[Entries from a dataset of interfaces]
★ ★ ★ ★ ★ ★ ★

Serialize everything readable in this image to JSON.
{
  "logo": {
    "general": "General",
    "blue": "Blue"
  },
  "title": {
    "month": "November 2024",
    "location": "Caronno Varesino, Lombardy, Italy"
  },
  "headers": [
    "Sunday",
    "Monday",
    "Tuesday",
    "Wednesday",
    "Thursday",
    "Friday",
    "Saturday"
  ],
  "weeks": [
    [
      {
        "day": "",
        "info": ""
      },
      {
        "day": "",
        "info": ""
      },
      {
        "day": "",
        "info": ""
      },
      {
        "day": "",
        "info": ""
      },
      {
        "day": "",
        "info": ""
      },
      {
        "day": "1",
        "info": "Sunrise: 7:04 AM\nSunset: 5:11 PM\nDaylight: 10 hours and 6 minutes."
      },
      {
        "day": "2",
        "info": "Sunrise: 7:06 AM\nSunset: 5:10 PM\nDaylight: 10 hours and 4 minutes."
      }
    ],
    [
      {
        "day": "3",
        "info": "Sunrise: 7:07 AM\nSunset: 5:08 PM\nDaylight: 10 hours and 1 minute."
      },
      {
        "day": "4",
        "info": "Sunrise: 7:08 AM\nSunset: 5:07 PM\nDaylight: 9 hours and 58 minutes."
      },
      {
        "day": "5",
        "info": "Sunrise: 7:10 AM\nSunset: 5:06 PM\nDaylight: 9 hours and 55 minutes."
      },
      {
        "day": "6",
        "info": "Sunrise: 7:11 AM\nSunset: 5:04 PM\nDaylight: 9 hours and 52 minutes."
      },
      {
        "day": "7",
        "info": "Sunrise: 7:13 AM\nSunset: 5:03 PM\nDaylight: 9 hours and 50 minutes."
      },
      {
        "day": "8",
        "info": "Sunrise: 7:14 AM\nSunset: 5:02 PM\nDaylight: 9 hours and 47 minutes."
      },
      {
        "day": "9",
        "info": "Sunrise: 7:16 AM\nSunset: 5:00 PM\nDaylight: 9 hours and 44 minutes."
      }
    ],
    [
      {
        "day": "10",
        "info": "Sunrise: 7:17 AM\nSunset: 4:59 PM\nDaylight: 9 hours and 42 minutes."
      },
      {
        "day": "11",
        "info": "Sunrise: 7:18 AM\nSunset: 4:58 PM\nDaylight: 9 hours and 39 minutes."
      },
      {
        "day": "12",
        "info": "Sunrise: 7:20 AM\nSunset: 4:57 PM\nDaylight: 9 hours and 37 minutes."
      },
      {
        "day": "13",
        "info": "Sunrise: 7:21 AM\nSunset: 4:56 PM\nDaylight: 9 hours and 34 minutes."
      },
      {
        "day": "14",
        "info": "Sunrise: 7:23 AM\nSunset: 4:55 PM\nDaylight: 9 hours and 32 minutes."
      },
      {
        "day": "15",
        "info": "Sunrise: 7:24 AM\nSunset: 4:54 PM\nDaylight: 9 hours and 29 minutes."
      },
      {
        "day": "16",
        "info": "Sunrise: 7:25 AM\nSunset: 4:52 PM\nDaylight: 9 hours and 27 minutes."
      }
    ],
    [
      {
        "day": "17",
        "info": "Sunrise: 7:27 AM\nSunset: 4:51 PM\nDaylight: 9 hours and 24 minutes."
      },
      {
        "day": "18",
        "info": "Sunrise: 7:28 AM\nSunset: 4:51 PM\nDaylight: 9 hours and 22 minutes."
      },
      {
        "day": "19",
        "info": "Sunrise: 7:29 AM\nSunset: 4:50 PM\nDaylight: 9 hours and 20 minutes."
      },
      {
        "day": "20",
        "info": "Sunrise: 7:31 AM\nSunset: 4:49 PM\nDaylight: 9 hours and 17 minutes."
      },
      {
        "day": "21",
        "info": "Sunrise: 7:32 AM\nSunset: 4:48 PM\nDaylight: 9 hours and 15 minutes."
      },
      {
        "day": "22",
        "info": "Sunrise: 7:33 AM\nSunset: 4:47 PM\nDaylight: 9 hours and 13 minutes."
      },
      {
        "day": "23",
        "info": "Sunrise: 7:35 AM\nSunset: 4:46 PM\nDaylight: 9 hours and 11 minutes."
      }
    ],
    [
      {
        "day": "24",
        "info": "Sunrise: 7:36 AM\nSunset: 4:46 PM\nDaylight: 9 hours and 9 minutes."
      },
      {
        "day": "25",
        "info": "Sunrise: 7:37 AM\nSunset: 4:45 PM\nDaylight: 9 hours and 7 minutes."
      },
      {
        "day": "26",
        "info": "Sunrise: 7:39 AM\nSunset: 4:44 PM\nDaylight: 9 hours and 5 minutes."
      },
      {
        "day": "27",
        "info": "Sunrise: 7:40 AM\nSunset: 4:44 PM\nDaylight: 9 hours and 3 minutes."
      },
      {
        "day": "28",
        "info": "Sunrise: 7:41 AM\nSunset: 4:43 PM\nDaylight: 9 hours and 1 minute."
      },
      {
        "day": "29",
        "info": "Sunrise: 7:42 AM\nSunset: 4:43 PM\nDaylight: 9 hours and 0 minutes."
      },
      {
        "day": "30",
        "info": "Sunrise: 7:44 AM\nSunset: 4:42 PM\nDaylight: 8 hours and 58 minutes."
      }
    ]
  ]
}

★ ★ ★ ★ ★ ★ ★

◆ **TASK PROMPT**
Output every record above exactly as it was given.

◆ **SOLUTION BELOW**
Serialize everything readable in this image to JSON.
{
  "logo": {
    "general": "General",
    "blue": "Blue"
  },
  "title": {
    "month": "November 2024",
    "location": "Caronno Varesino, Lombardy, Italy"
  },
  "headers": [
    "Sunday",
    "Monday",
    "Tuesday",
    "Wednesday",
    "Thursday",
    "Friday",
    "Saturday"
  ],
  "weeks": [
    [
      {
        "day": "",
        "info": ""
      },
      {
        "day": "",
        "info": ""
      },
      {
        "day": "",
        "info": ""
      },
      {
        "day": "",
        "info": ""
      },
      {
        "day": "",
        "info": ""
      },
      {
        "day": "1",
        "info": "Sunrise: 7:04 AM\nSunset: 5:11 PM\nDaylight: 10 hours and 6 minutes."
      },
      {
        "day": "2",
        "info": "Sunrise: 7:06 AM\nSunset: 5:10 PM\nDaylight: 10 hours and 4 minutes."
      }
    ],
    [
      {
        "day": "3",
        "info": "Sunrise: 7:07 AM\nSunset: 5:08 PM\nDaylight: 10 hours and 1 minute."
      },
      {
        "day": "4",
        "info": "Sunrise: 7:08 AM\nSunset: 5:07 PM\nDaylight: 9 hours and 58 minutes."
      },
      {
        "day": "5",
        "info": "Sunrise: 7:10 AM\nSunset: 5:06 PM\nDaylight: 9 hours and 55 minutes."
      },
      {
        "day": "6",
        "info": "Sunrise: 7:11 AM\nSunset: 5:04 PM\nDaylight: 9 hours and 52 minutes."
      },
      {
        "day": "7",
        "info": "Sunrise: 7:13 AM\nSunset: 5:03 PM\nDaylight: 9 hours and 50 minutes."
      },
      {
        "day": "8",
        "info": "Sunrise: 7:14 AM\nSunset: 5:02 PM\nDaylight: 9 hours and 47 minutes."
      },
      {
        "day": "9",
        "info": "Sunrise: 7:16 AM\nSunset: 5:00 PM\nDaylight: 9 hours and 44 minutes."
      }
    ],
    [
      {
        "day": "10",
        "info": "Sunrise: 7:17 AM\nSunset: 4:59 PM\nDaylight: 9 hours and 42 minutes."
      },
      {
        "day": "11",
        "info": "Sunrise: 7:18 AM\nSunset: 4:58 PM\nDaylight: 9 hours and 39 minutes."
      },
      {
        "day": "12",
        "info": "Sunrise: 7:20 AM\nSunset: 4:57 PM\nDaylight: 9 hours and 37 minutes."
      },
      {
        "day": "13",
        "info": "Sunrise: 7:21 AM\nSunset: 4:56 PM\nDaylight: 9 hours and 34 minutes."
      },
      {
        "day": "14",
        "info": "Sunrise: 7:23 AM\nSunset: 4:55 PM\nDaylight: 9 hours and 32 minutes."
      },
      {
        "day": "15",
        "info": "Sunrise: 7:24 AM\nSunset: 4:54 PM\nDaylight: 9 hours and 29 minutes."
      },
      {
        "day": "16",
        "info": "Sunrise: 7:25 AM\nSunset: 4:52 PM\nDaylight: 9 hours and 27 minutes."
      }
    ],
    [
      {
        "day": "17",
        "info": "Sunrise: 7:27 AM\nSunset: 4:51 PM\nDaylight: 9 hours and 24 minutes."
      },
      {
        "day": "18",
        "info": "Sunrise: 7:28 AM\nSunset: 4:51 PM\nDaylight: 9 hours and 22 minutes."
      },
      {
        "day": "19",
        "info": "Sunrise: 7:29 AM\nSunset: 4:50 PM\nDaylight: 9 hours and 20 minutes."
      },
      {
        "day": "20",
        "info": "Sunrise: 7:31 AM\nSunset: 4:49 PM\nDaylight: 9 hours and 17 minutes."
      },
      {
        "day": "21",
        "info": "Sunrise: 7:32 AM\nSunset: 4:48 PM\nDaylight: 9 hours and 15 minutes."
      },
      {
        "day": "22",
        "info": "Sunrise: 7:33 AM\nSunset: 4:47 PM\nDaylight: 9 hours and 13 minutes."
      },
      {
        "day": "23",
        "info": "Sunrise: 7:35 AM\nSunset: 4:46 PM\nDaylight: 9 hours and 11 minutes."
      }
    ],
    [
      {
        "day": "24",
        "info": "Sunrise: 7:36 AM\nSunset: 4:46 PM\nDaylight: 9 hours and 9 minutes."
      },
      {
        "day": "25",
        "info": "Sunrise: 7:37 AM\nSunset: 4:45 PM\nDaylight: 9 hours and 7 minutes."
      },
      {
        "day": "26",
        "info": "Sunrise: 7:39 AM\nSunset: 4:44 PM\nDaylight: 9 hours and 5 minutes."
      },
      {
        "day": "27",
        "info": "Sunrise: 7:40 AM\nSunset: 4:44 PM\nDaylight: 9 hours and 3 minutes."
      },
      {
        "day": "28",
        "info": "Sunrise: 7:41 AM\nSunset: 4:43 PM\nDaylight: 9 hours and 1 minute."
      },
      {
        "day": "29",
        "info": "Sunrise: 7:42 AM\nSunset: 4:43 PM\nDaylight: 9 hours and 0 minutes."
      },
      {
        "day": "30",
        "info": "Sunrise: 7:44 AM\nSunset: 4:42 PM\nDaylight: 8 hours and 58 minutes."
      }
    ]
  ]
}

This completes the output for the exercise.